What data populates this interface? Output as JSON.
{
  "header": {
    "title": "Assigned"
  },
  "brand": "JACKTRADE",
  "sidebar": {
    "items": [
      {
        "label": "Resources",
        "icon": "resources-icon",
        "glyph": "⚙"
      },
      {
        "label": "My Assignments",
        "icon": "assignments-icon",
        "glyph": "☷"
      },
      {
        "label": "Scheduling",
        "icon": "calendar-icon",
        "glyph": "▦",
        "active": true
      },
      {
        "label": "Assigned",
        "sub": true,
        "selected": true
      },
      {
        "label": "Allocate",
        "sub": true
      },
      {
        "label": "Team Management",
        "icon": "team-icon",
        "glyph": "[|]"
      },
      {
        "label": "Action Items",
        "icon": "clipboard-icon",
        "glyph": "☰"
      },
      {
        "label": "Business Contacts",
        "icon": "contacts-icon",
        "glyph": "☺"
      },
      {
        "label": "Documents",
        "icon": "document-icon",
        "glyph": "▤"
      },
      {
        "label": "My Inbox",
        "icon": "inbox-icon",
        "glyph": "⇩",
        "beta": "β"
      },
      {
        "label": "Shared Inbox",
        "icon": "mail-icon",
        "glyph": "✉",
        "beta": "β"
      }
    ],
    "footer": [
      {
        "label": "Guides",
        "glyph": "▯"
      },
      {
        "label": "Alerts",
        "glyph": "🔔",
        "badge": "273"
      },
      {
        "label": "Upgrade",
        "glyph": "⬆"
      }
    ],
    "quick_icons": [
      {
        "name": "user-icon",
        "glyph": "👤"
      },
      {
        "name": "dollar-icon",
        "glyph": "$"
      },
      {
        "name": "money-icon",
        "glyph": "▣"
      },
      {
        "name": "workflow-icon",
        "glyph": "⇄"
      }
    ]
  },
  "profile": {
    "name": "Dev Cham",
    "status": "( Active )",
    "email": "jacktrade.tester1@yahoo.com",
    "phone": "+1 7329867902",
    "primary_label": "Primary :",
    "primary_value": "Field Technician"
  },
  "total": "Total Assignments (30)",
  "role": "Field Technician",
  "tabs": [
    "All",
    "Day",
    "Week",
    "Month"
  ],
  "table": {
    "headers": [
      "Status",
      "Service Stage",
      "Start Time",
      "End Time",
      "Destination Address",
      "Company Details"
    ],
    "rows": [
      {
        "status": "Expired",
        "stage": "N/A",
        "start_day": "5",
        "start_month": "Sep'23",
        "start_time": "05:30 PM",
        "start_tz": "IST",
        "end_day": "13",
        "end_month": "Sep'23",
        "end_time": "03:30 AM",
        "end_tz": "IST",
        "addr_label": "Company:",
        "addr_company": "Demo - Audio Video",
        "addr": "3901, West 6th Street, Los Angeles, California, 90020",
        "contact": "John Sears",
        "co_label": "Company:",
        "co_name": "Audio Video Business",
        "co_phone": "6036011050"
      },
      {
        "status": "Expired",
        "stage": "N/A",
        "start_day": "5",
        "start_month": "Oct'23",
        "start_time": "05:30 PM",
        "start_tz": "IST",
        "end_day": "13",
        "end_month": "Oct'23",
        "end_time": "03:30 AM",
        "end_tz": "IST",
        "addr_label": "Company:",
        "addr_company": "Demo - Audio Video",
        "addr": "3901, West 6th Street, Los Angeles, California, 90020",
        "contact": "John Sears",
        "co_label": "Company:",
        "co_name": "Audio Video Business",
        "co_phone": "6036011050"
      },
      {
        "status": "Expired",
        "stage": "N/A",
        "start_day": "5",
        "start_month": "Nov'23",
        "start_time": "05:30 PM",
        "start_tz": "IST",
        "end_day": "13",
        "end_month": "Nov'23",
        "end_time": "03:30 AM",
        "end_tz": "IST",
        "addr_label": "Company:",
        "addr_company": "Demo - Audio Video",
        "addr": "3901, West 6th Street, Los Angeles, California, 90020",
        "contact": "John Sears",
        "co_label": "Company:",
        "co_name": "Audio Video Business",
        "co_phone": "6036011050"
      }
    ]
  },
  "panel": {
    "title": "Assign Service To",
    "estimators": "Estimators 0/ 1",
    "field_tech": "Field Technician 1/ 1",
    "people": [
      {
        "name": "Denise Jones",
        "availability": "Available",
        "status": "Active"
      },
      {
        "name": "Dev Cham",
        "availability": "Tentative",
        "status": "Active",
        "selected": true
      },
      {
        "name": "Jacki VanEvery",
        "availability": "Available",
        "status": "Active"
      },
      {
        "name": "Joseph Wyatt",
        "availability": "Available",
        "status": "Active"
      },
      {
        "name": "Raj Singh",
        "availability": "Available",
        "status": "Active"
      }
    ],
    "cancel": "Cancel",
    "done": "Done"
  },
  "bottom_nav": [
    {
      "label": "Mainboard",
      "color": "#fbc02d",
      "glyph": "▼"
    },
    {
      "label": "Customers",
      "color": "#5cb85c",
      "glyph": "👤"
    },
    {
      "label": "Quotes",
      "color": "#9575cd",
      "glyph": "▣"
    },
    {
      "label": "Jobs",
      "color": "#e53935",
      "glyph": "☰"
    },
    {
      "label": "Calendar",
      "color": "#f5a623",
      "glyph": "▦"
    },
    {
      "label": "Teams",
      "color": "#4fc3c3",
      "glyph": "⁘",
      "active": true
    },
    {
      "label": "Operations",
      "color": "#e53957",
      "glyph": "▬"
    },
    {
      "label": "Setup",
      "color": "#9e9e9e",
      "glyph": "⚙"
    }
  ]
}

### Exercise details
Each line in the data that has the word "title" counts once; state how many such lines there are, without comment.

### Exercise solution
2